The journey into music ministry began as a child surrounded by a loving Baptist family and lots of hymn singing. My early piano lessons did not bear much fruit until I discovered hymns, and it didn’t take long to figure out that I could delay washing dishes by practicing them immediately after dinner. Before age ten, hymns became a path to the Spirit in the midst of many emotions. I remember praying for my Methodist cousins who “hadn’t seen the light.”

As an undergraduate majoring in music education I concentrated on piano, but also studied voice, strings and organ. During my final semester I took lessons with the new organ instructor whose energy and support were to open unimagined doors.

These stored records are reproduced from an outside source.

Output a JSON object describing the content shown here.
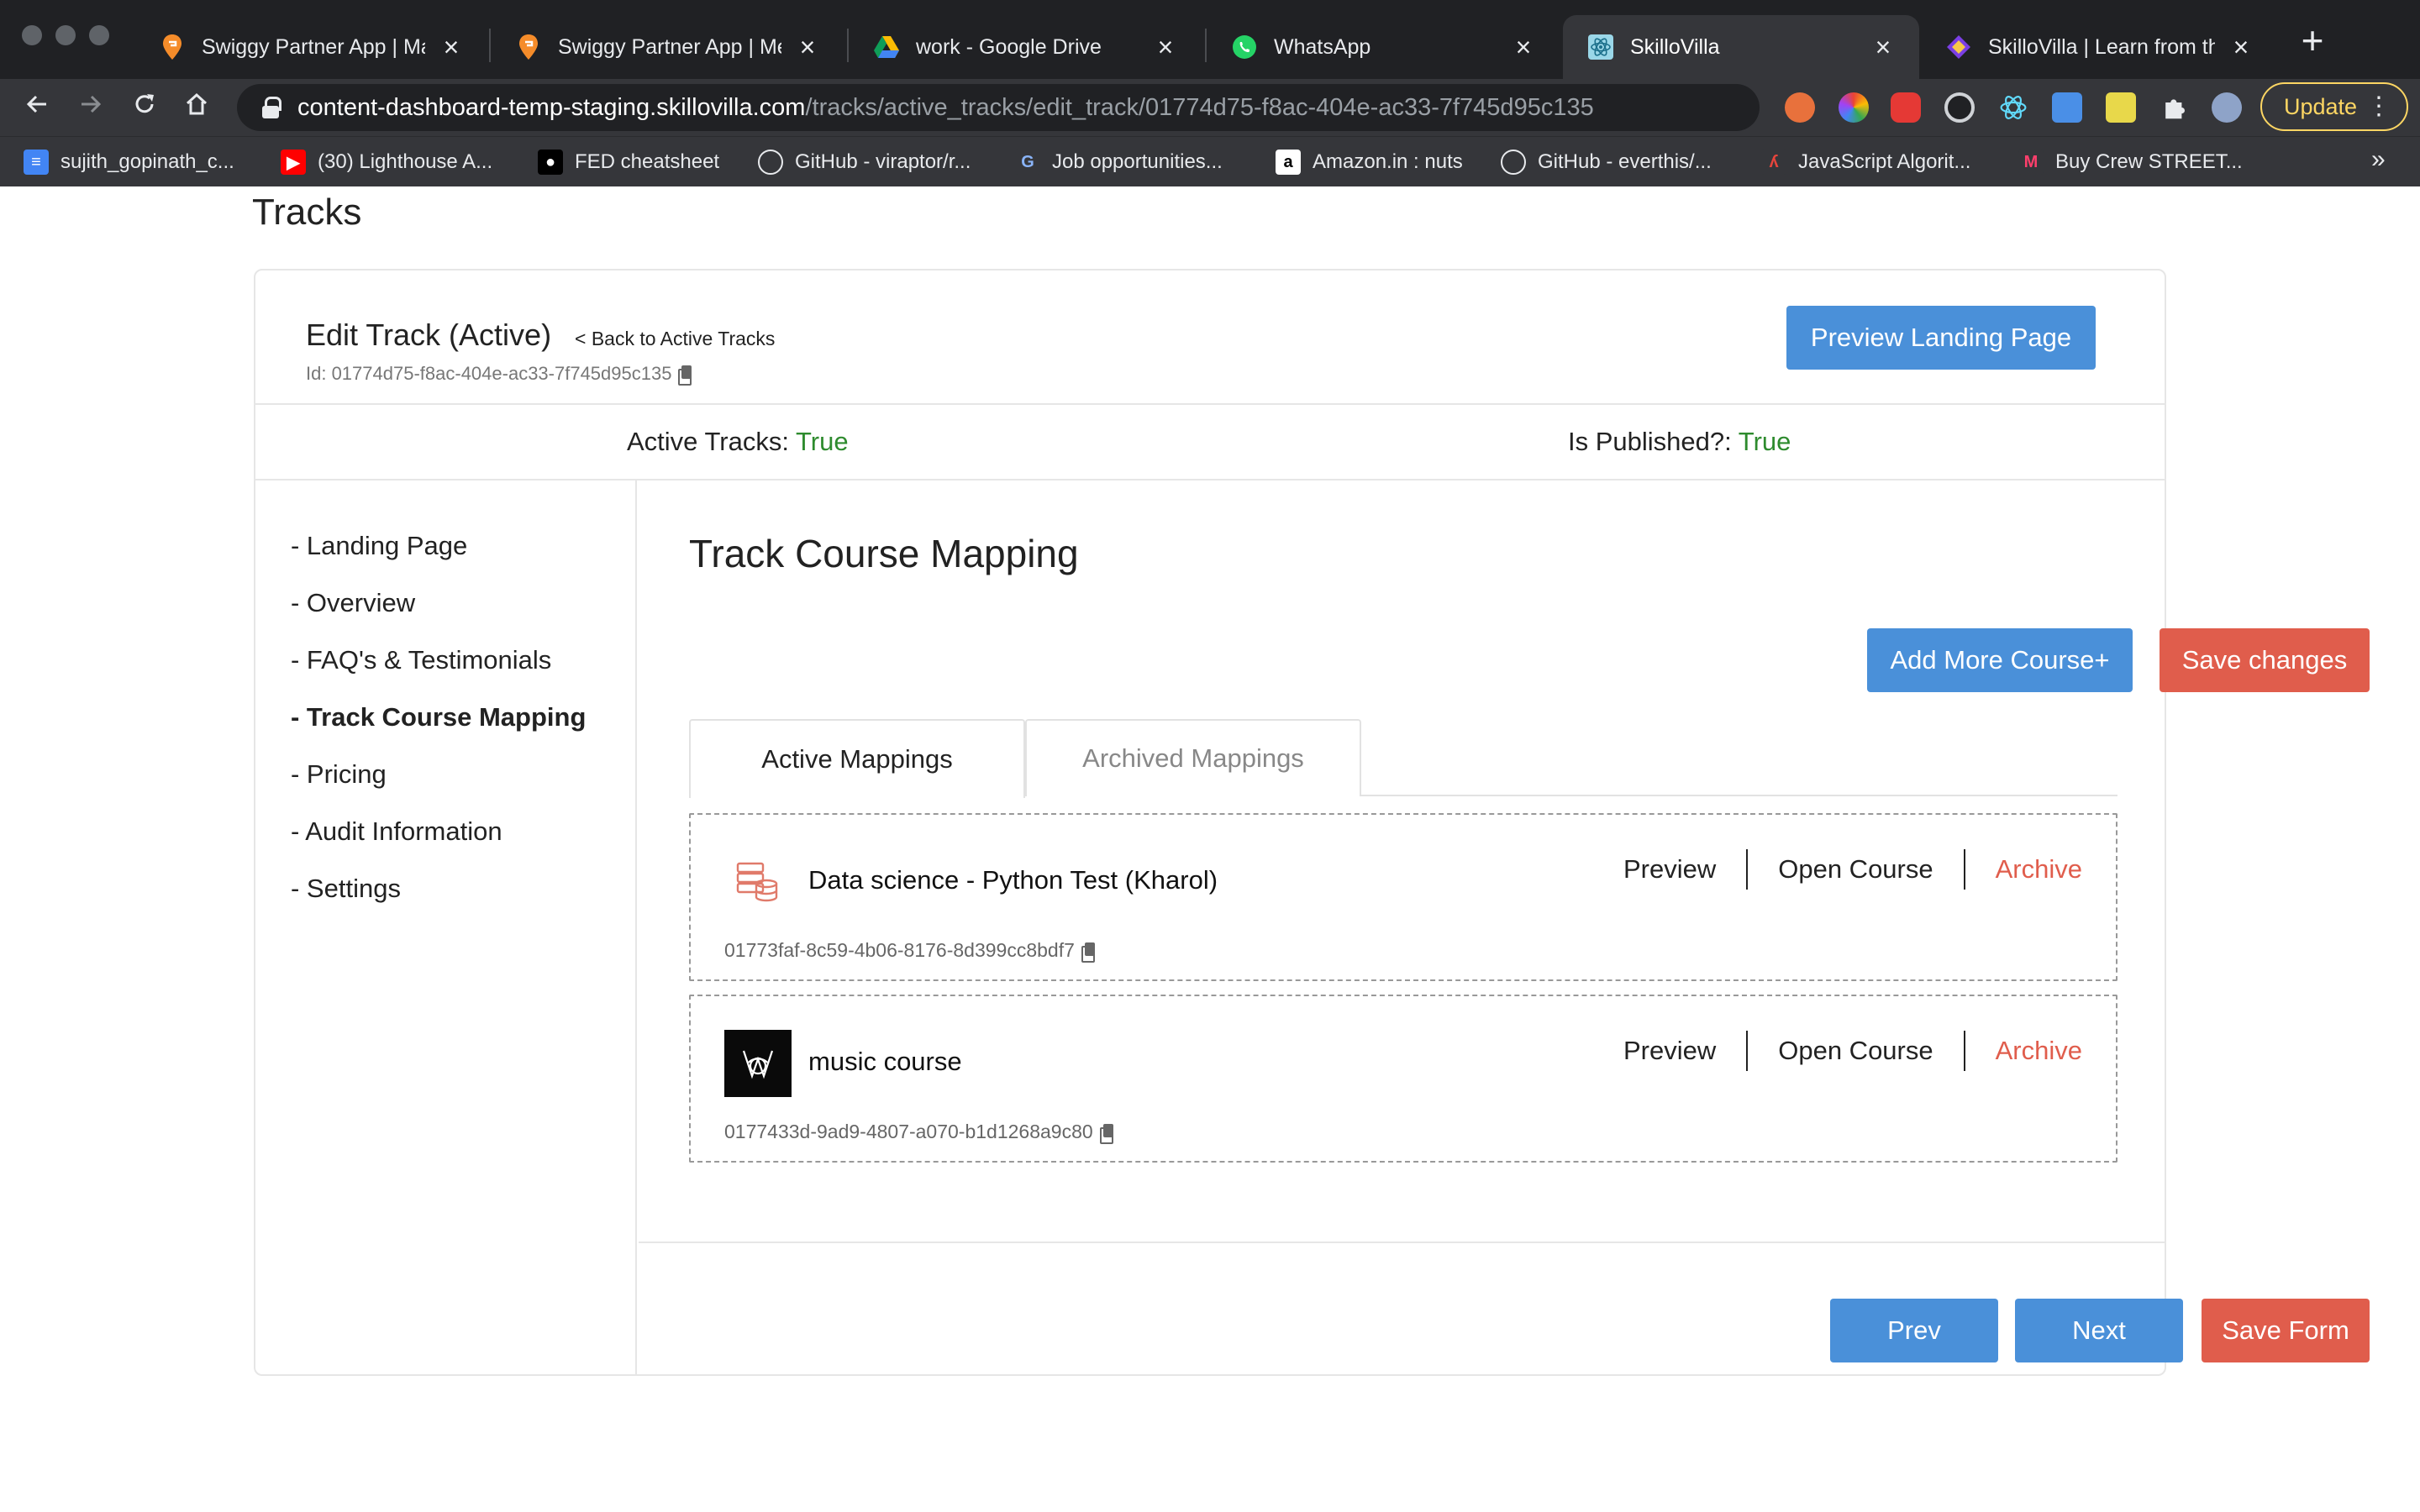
{
  "browser": {
    "tabs": [
      {
        "title": "Swiggy Partner App | Man",
        "icon": "swiggy-icon"
      },
      {
        "title": "Swiggy Partner App | Men",
        "icon": "swiggy-icon"
      },
      {
        "title": "work - Google Drive",
        "icon": "google-drive-icon"
      },
      {
        "title": "WhatsApp",
        "icon": "whatsapp-icon"
      },
      {
        "title": "SkilloVilla",
        "icon": "react-icon",
        "active": true
      },
      {
        "title": "SkilloVilla | Learn from the",
        "icon": "skillovilla-icon"
      }
    ],
    "close_glyph": "×",
    "new_tab_glyph": "+",
    "url": {
      "host": "content-dashboard-temp-staging.skillovilla.com",
      "path": "/tracks/active_tracks/edit_track/01774d75-f8ac-404e-ac33-7f745d95c135"
    },
    "update_label": "Update",
    "bookmarks": [
      {
        "label": "sujith_gopinath_c...",
        "icon": "google-docs-icon"
      },
      {
        "label": "(30) Lighthouse A...",
        "icon": "youtube-icon"
      },
      {
        "label": "FED cheatsheet",
        "icon": "medium-icon"
      },
      {
        "label": "GitHub - viraptor/r...",
        "icon": "github-icon"
      },
      {
        "label": "Job opportunities...",
        "icon": "job-icon"
      },
      {
        "label": "Amazon.in : nuts",
        "icon": "amazon-icon"
      },
      {
        "label": "GitHub - everthis/...",
        "icon": "github-icon"
      },
      {
        "label": "JavaScript Algorit...",
        "icon": "js-algo-icon"
      },
      {
        "label": "Buy Crew STREET...",
        "icon": "myntra-icon"
      }
    ],
    "bookmarks_more": "»"
  },
  "page": {
    "title": "Tracks",
    "edit_title": "Edit Track (Active)",
    "back_link": "< Back to Active Tracks",
    "track_id": "Id: 01774d75-f8ac-404e-ac33-7f745d95c135",
    "preview_landing_label": "Preview Landing Page",
    "status": {
      "active_label": "Active Tracks: ",
      "active_value": "True",
      "published_label": "Is Published?: ",
      "published_value": "True"
    },
    "sidebar": [
      {
        "label": "- Landing Page"
      },
      {
        "label": "- Overview"
      },
      {
        "label": "- FAQ's & Testimonials"
      },
      {
        "label": "- Track Course Mapping",
        "active": true
      },
      {
        "label": "- Pricing"
      },
      {
        "label": "- Audit Information"
      },
      {
        "label": "- Settings"
      }
    ],
    "section_title": "Track Course Mapping",
    "add_course_label": "Add More Course+",
    "save_changes_label": "Save changes",
    "mapping_tabs": [
      {
        "label": "Active Mappings",
        "active": true
      },
      {
        "label": "Archived Mappings",
        "active": false
      }
    ],
    "mappings": [
      {
        "name": "Data science - Python Test (Kharol)",
        "id": "01773faf-8c59-4b06-8176-8d399cc8bdf7",
        "thumb": "database-icon"
      },
      {
        "name": "music course",
        "id": "0177433d-9ad9-4807-a070-b1d1268a9c80",
        "thumb": "music-logo-icon"
      }
    ],
    "mapping_actions": {
      "preview": "Preview",
      "open": "Open Course",
      "archive": "Archive"
    },
    "footer": {
      "prev": "Prev",
      "next": "Next",
      "save_form": "Save Form"
    }
  },
  "colors": {
    "primary_blue": "#4a90d9",
    "danger_red": "#e05d4c",
    "success_green": "#2e8b2e",
    "update_yellow": "#fdd663"
  }
}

Following graduation she invited me to substitute at historic Union United Methodist Church in Washington DC where she served as Director of Music. While on vacation her family was involved in a tragic automobile accident, and a one Sunday commitment stretched to a dozen as she recovered from her injuries. I liked these United Methodists – their worship style, social principles, and the spirit of the diverse multi-generational congregation. When I moved to Northern Virginia later in the summer to begin my teaching career, Union UMC became my church home.

courtesy of Asbury UMC

courtesy of Asbury UMC

My position as a high school assistant choral director/accompanist put me in line to take the helm of an excellent choral program. With that goal I began graduate studies in music education and continued organ studies along with electives in church music. Ultimately I came to the conclusion that this was not my first calling. Simultaneously, I also discerned the importance for church musicians to be music educators, skilled performers, theologians, and compassionate leaders reflecting intellectual, spiritual and emotional maturity.

That journey continues. I am grateful for the grace and support offered by the Fairlington and Asbury UMC faith communities over thirty-five years of ministry in those settings. Music and the arts as a path to the Spirit continually inspire and nurture my faith journey. Ordination as a Deacon in Full Connection and living out my call with the Diaconate of the Virginia Conference and beyond bring many challenges and joys as I embrace not only my local congregation, but a community and world calling me into relationship with those beyond the church doors.